But on the subject of lyrics, apparently all the writing was put together first before the instrumentation, so you’d think with the more muted presentation that the greater emphasis would move them to the forefront. Instead… well okay, I’ll give Linkin Park some credit for growing up a bit and showing a little self-awareness in digging into their issues. ‘Talking To Myself’ is from the perspective of Bennington’s wife singing back to him about constantly being on the road, which Shinoda then echoes from his perspective to his kids on ‘Sorry For Now’, where he tries to excuse constantly being on tour. It’s better on ‘Invisible’, where as his kids grow up he doesn’t want them to feel invisible or unvalued, even if they’re not listening to him. But even on these songs they feel underwritten and it really reflects how basic and bland so much of this poetry is, stripped of a lot of the detail that could at least make Linkin Park’s writing distinctive. Sometimes it’s outright incompetent like on ‘Heavy’ – all that acknowledgement of how your flaws can be draining for others loses its impact when Kiiara tries to actively skirt responsibility on her verse – but more often than not it’s just thin and lacking detail, like the by-the-numbers self-esteem material on ‘Battle Symphony’ or the ‘what doesn’t kill you makes you stronger’ cliches that pour off of ‘Sharp Edges’. Even songs that are meant to be more personal feel more distant than they should, like on ‘Halfway Right’, a song about struggling with addiction and self-destructive impulses that feels more hazy and distant than visceral; or the title track, an anti-suicide song where it’s implored that even if your light is one of a million that flickers out because you only exist for a moment in time, he still cares – and yet by the very mention of that sort of scope compromises the intimacy of the few details we do get in the verses!
Ugh… look, I don’t hate this, but that’s because there’s not enough here to hate. There’s no greater swell or impact in the production or delivery, the writing is overly broad and feels all the more cliched and flimsy on relistens, and if this isn’t a cynical attempt to remain relevant, it’s utterly clueless to how it’ll sound and be forgotten by the mainstream public, especially Linkin Park fans. There are a few decent songs where the band tries to get more personal, but in between misconceived drops, bland guest appearances, and a blur of sounds that strips out texture and yet are not placed in the mix to compliment melody, I found this pretty lackluster, netting a strong 5/10 and only a recommendation for diehard Linkin Park fans.
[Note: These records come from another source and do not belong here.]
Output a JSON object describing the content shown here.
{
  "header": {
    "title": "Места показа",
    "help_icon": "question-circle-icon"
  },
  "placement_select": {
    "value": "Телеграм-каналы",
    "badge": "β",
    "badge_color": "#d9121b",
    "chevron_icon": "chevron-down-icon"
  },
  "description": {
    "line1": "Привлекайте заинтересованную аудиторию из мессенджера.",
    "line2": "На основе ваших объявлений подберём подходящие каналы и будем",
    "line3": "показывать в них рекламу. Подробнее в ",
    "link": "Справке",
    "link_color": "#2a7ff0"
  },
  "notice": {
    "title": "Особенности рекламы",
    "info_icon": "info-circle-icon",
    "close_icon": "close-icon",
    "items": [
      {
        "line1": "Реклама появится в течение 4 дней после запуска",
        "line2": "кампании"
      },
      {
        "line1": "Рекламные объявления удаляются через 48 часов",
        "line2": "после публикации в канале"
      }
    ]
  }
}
Otherwise, I’m not interested in this experiment, and I know they can do better.